===== DATASET EXCERPTS

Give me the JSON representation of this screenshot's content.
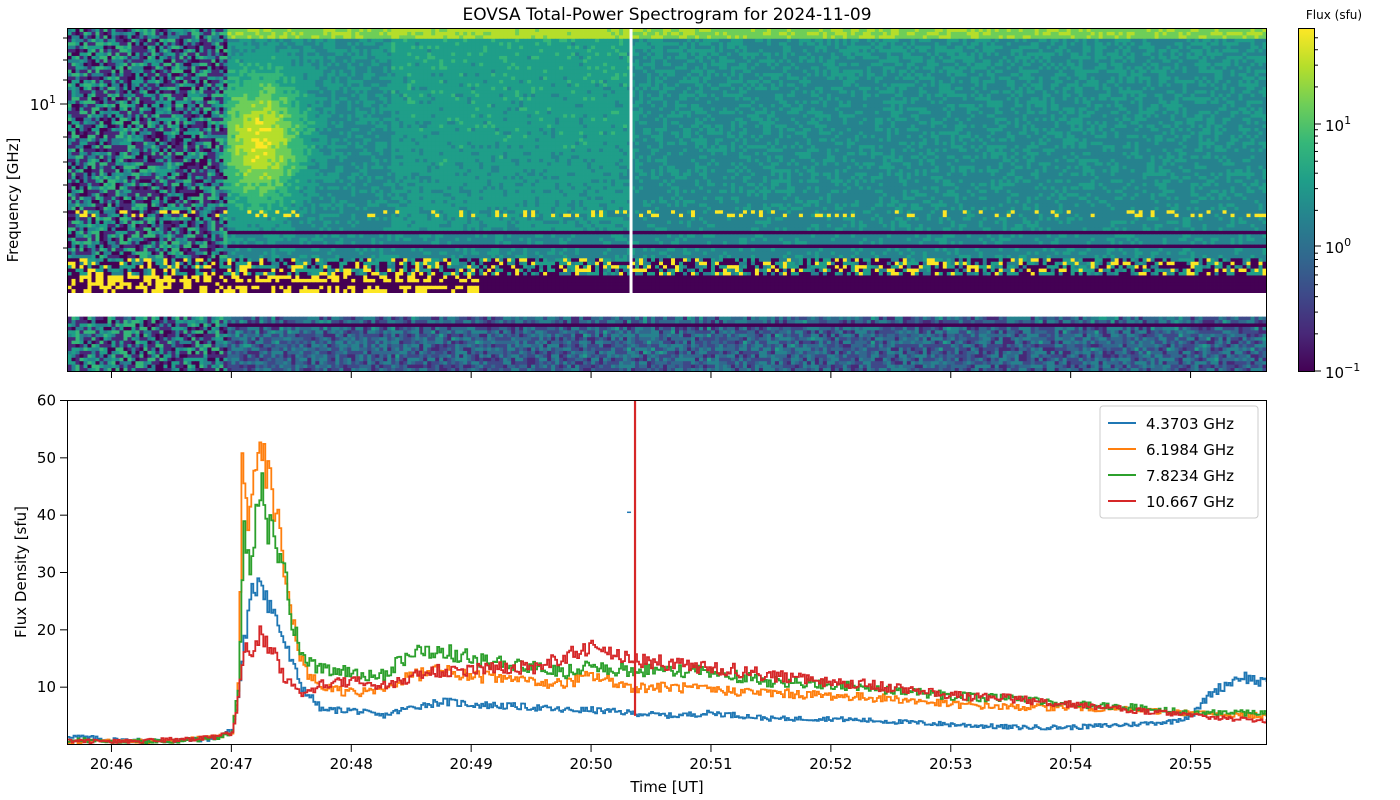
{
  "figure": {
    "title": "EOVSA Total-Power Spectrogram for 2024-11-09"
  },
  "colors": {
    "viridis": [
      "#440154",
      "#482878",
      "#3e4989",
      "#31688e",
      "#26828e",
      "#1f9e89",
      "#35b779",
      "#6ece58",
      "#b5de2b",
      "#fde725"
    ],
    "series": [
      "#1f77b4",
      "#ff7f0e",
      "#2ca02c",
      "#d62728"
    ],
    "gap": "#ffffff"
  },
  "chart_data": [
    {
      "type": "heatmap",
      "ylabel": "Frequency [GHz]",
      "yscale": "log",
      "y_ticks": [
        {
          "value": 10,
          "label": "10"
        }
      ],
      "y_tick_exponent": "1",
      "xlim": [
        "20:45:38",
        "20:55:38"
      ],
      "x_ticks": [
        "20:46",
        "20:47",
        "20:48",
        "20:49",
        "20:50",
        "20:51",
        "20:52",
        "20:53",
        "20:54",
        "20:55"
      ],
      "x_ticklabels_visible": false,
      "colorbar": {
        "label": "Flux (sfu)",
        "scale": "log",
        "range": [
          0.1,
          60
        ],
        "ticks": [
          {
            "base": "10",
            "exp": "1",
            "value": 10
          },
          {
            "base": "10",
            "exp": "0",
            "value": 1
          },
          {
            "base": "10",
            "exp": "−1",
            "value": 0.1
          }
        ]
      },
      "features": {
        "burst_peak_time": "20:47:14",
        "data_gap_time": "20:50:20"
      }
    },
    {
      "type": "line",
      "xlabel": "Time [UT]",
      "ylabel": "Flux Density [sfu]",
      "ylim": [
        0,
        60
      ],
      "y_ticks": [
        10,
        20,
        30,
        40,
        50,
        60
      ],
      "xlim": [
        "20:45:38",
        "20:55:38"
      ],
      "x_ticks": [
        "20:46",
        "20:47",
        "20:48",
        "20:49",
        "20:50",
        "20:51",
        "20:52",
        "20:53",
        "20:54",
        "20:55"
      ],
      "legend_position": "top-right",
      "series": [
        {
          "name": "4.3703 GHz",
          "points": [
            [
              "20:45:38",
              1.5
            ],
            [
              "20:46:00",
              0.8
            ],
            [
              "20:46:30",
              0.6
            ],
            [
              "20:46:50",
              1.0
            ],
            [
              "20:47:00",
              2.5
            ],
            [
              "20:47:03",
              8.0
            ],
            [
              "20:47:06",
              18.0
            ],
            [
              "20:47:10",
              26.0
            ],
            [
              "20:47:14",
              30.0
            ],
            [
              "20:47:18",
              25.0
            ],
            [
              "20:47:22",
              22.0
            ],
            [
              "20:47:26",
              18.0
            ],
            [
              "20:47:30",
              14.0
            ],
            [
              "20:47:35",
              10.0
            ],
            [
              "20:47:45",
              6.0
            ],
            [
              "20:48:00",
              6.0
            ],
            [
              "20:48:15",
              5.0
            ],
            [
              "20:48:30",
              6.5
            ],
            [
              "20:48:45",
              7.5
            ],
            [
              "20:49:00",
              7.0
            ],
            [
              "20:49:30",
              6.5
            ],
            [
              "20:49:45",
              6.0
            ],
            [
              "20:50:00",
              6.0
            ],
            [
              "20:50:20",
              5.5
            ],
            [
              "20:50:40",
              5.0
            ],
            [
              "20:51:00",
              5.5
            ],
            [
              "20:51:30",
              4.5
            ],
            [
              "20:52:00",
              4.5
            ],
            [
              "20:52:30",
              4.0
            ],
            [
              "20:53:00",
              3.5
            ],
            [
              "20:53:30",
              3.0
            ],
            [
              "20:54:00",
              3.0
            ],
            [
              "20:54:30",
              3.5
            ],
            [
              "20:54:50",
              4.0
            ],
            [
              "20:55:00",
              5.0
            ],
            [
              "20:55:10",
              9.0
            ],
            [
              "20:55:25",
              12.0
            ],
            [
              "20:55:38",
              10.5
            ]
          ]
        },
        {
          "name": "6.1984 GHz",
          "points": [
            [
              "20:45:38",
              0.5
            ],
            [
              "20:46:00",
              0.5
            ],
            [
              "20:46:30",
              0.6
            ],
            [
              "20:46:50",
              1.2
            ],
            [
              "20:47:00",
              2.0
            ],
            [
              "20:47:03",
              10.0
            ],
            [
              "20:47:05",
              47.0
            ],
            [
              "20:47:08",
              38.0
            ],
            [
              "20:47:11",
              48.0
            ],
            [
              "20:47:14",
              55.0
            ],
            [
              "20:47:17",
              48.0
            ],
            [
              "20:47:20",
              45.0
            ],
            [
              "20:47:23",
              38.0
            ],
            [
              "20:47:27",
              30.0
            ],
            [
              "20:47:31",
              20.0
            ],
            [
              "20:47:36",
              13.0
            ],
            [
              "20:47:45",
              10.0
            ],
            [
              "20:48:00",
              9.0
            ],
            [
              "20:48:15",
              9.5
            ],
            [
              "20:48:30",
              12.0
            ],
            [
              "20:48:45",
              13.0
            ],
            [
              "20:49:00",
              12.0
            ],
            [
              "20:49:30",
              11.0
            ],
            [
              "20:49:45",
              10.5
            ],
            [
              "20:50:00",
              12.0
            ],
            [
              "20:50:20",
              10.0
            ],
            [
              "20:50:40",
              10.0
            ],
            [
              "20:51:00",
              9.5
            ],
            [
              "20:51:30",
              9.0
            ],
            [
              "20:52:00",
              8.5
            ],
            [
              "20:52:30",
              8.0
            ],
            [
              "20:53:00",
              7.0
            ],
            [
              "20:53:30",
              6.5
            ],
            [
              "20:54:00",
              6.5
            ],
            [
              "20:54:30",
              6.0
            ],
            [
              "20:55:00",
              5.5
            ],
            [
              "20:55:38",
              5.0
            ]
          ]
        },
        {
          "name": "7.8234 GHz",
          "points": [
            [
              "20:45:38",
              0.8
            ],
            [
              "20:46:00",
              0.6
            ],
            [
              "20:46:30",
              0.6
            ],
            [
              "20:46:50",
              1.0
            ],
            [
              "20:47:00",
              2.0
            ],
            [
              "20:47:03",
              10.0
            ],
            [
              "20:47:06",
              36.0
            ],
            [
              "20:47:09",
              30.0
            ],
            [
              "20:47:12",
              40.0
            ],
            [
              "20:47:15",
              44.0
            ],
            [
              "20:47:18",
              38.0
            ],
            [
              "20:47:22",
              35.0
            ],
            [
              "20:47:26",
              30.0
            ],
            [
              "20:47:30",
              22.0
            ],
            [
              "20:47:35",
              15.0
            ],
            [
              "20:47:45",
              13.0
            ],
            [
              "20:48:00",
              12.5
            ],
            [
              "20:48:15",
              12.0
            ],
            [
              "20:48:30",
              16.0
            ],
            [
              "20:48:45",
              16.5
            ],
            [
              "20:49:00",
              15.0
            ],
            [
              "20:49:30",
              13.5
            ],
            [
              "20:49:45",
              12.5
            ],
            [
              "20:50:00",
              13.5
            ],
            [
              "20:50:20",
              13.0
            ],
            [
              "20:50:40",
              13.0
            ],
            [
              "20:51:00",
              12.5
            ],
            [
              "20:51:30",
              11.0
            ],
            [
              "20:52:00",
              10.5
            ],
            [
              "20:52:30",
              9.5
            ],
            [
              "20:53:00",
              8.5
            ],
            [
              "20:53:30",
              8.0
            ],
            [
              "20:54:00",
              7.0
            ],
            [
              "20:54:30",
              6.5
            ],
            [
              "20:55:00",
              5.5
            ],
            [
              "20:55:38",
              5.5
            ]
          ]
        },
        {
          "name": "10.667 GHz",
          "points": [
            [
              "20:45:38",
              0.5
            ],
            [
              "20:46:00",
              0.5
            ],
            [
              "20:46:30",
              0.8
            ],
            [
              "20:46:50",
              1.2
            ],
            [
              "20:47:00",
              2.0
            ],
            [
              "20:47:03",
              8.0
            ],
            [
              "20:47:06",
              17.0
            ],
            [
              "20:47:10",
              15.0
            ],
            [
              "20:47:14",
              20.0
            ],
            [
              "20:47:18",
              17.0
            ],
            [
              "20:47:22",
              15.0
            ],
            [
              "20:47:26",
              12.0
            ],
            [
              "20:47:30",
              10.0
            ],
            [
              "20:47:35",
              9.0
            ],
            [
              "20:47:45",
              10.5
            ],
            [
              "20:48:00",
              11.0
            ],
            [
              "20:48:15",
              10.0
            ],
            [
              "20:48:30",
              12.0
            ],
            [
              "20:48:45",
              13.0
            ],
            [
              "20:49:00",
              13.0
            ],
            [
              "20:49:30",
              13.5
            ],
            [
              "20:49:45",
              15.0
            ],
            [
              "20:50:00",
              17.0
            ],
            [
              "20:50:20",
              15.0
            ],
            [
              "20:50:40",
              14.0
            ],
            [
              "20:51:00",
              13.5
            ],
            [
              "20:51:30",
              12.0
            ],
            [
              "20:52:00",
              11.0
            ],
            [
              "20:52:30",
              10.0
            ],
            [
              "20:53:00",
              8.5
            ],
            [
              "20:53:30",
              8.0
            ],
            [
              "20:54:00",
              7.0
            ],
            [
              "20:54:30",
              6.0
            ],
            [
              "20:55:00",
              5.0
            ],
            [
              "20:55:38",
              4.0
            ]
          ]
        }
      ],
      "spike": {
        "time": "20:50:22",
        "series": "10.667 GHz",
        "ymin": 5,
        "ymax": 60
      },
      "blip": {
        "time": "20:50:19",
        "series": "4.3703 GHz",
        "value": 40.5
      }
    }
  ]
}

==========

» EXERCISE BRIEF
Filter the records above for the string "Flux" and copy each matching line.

» TASK OUTPUT
        "label": "Flux (sfu)",
      "ylabel": "Flux Density [sfu]",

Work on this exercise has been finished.